Aaron only got to the post-season three times in his long career - why those great Braves teams of the late 1950s didn't win more often remains a mystery. I blame Fred Haney myself. And Charlie Dressen. And the GM who traded all those young starting pitchers. Anyway, Aaron didn't waste his October opportunities. He hit .362/.405/.710 with 6 HRs in his 17 post-season games. He could easily have been named the MVP of the 1957 World Series (he'd been the regular season MVP), although Lew Burdette was indeed a worthy choice.

His autobiography is titled I Had a Hammer. Perfect. Just perfect.

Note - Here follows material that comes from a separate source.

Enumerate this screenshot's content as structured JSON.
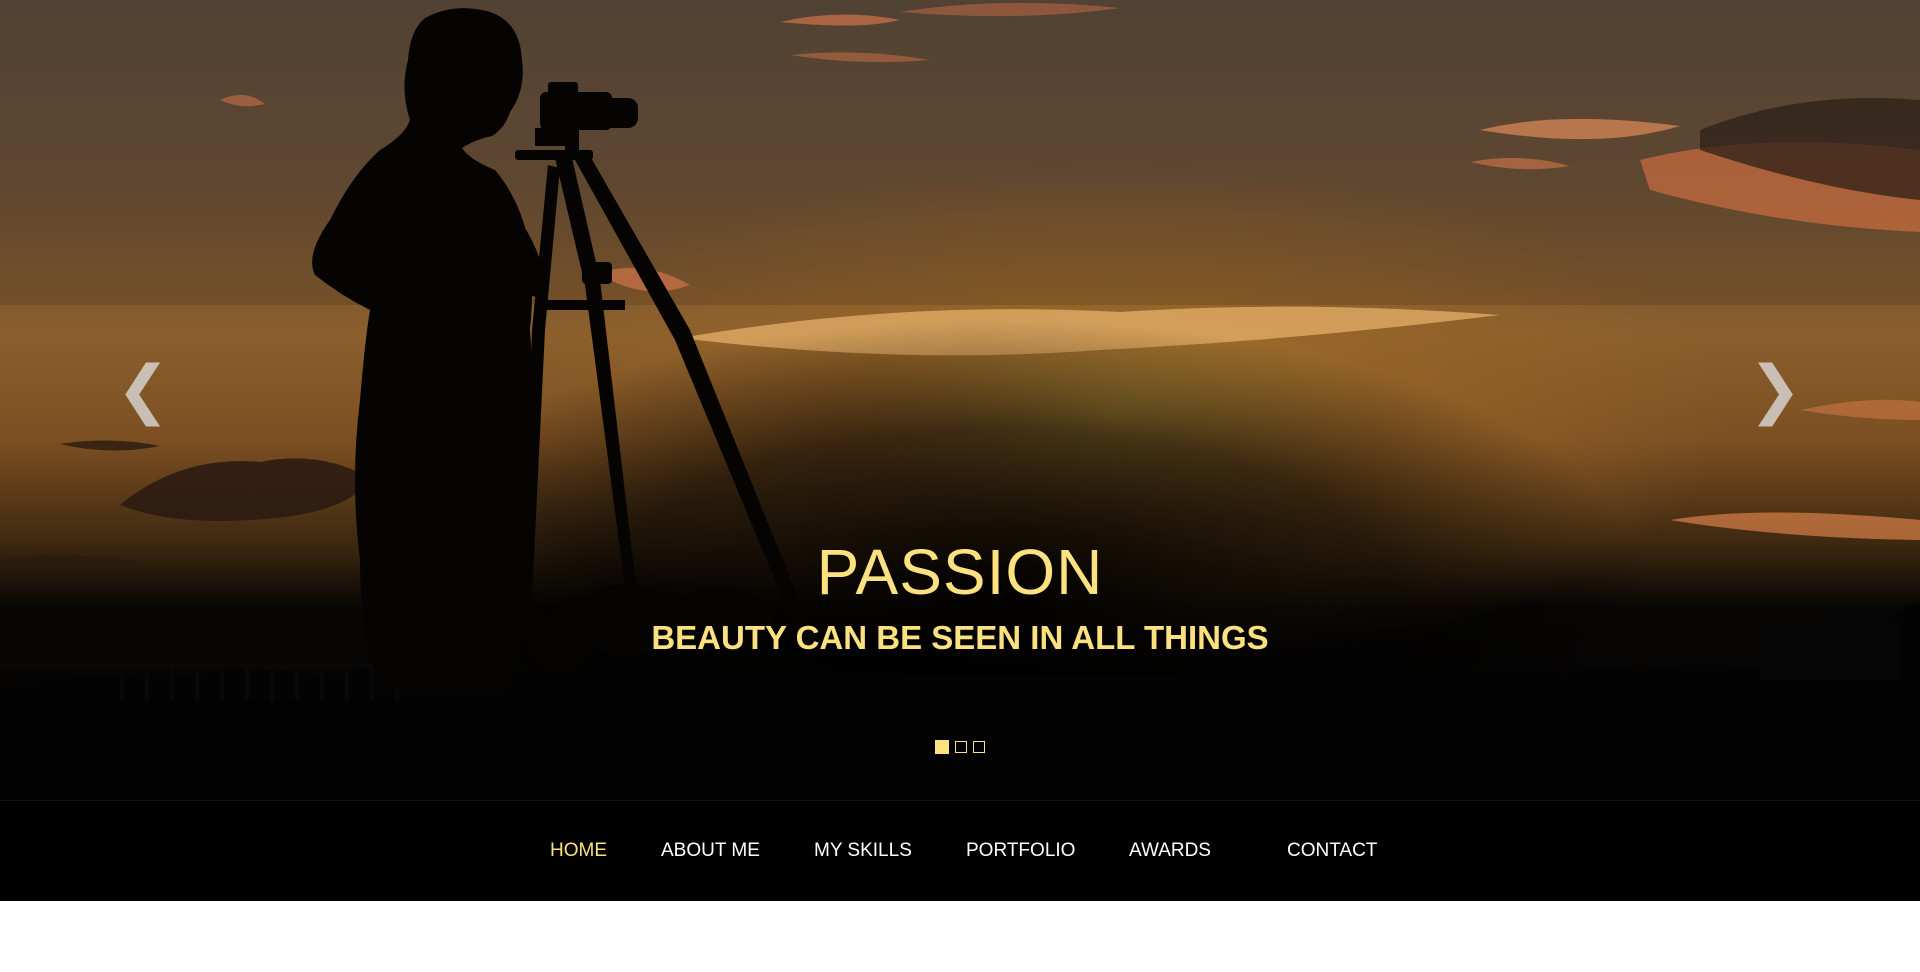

Aaron wore number 5 as a rookie, but switched to 44 in his second season. I don't know why - no one else was wearing 5 in his second year. But he made 44 famous. It had mostly been a number for pitchers before him - as far as I can tell, the only everyday player of note who wore it before Aaron was Phil Cavaretta. After Aaron, Willie McCovey came up in 1959, and he wore 44 his entire career. And when Reggie Jackson went to the Yankees in 1977, he found his own number 9 was already being worn by a veteran All-Star (Graig Nettles.) So Jackson took the number worn by Aaron and McCovey and promptly put on the greatest exhibition of post-season slugging anyone had ever seen. Ever since, 44 has been a number of choice for genuine sluggers and wannabe sluggers as well, from Adam Dunn to Richie Sexson to Rowdy Tellez. The most notable man wearing it these days, now that Paul Goldschmidt has given it up (I don't know why),  would be Anthony Rizzo of the Cubs.

When Barry Bonds overtook his career HR mark, this is the message Aaron sent, displayed on the JumboTron in San Francisco.

I would like to offer my congratulations to Barry Bonds on becoming baseballís career home run leader. It is a great accomplishment which required skill, longevity, and determination. Throughout the past century, the home run has held a special place in baseball and I have been privileged to hold this record for 33 of those years. I move over now and offer my best wishes to Barry and his family on this historical achievement. My hope today, as it was on that April evening in 1974, is that the achievement of this record will inspire others to chase their own dreams.

He was a class act, for every one of his 86 years. It was our privilege to see him play.